Gent is probably right. We are divorced from our food. One of the first lessons of our Media & the Environment class involved me learning that my pipin’ hot McDonald’s flapjacks probably traveled very far distances before arriving on my plate. It was not something I had ever really considered. I’m not sure what I was thinking. That egg McMuffins and hotcakes were being cultivated by local farmers? While Gent should be commended for recognizing the miles and miles that separate us from our food, what if the threat posed to children were actually true? In fact, just a few months ago an Associated Press story by John Heilprin exposed a controversial scientific experiment performed in 2000 by EPA and Johns Hopkins researchers that involved toxic sludge being tilled into yards in low-income neighborhoods as a way of fighting lead poisoning. In fact, the whole experiment was predicated on the assumption that if the children would eat the sludge they would be better protected from lead poisoning. While the researchers, which included Dr. Michael Klag of Johns Hopkins, staunchly denied the toxicity of the tilled substance, it certainly raises questions about the likelihood of children ingesting foreign substances if a prominent research university built an entire experiment around this premise. That said, an ordinance banning backyard chickens seems superfluous and an unnecessary waste of valuable time. If anything, it might encourage people to hoard barnyard animals. Heck, I would consider myself now vaguely intrigued at the prospects of owning some chickens.
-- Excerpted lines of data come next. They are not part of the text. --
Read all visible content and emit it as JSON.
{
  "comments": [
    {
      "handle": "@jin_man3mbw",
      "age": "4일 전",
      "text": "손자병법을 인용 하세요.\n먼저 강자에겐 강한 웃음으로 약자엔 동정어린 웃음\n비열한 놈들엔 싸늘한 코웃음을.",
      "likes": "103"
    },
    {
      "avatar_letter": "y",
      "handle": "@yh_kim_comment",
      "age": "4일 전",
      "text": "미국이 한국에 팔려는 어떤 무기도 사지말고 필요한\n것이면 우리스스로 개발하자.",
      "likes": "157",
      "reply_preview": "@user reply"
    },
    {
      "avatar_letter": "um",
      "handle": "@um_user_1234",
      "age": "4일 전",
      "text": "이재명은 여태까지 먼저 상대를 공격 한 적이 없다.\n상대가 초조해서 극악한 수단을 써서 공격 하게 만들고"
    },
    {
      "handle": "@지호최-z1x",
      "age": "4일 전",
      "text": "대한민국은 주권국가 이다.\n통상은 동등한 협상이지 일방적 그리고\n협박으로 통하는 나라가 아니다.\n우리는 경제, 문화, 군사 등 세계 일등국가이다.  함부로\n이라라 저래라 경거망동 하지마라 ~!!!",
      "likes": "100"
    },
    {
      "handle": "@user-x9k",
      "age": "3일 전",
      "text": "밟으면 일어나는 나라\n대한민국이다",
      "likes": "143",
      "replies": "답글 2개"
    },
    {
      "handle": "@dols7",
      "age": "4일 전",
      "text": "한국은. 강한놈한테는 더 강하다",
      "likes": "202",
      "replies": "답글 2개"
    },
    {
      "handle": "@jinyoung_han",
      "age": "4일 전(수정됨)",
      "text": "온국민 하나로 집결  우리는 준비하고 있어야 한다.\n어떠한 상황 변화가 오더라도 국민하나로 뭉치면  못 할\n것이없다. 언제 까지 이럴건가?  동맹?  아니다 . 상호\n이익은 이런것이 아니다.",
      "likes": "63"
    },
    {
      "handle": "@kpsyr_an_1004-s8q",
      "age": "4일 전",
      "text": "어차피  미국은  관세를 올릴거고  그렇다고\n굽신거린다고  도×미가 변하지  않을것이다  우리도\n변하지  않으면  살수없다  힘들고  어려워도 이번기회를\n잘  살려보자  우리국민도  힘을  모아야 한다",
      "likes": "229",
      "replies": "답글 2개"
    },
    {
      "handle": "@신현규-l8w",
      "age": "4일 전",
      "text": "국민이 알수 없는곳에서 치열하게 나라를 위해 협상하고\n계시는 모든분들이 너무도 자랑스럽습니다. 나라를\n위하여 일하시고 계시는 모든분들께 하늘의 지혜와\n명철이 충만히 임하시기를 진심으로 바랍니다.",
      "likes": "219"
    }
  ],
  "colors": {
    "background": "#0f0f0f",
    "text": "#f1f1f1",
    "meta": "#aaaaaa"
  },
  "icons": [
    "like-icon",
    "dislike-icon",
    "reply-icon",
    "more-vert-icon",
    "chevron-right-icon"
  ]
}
I bet the eggs taste better and better tasting locally-raised food is nothing to cluck about.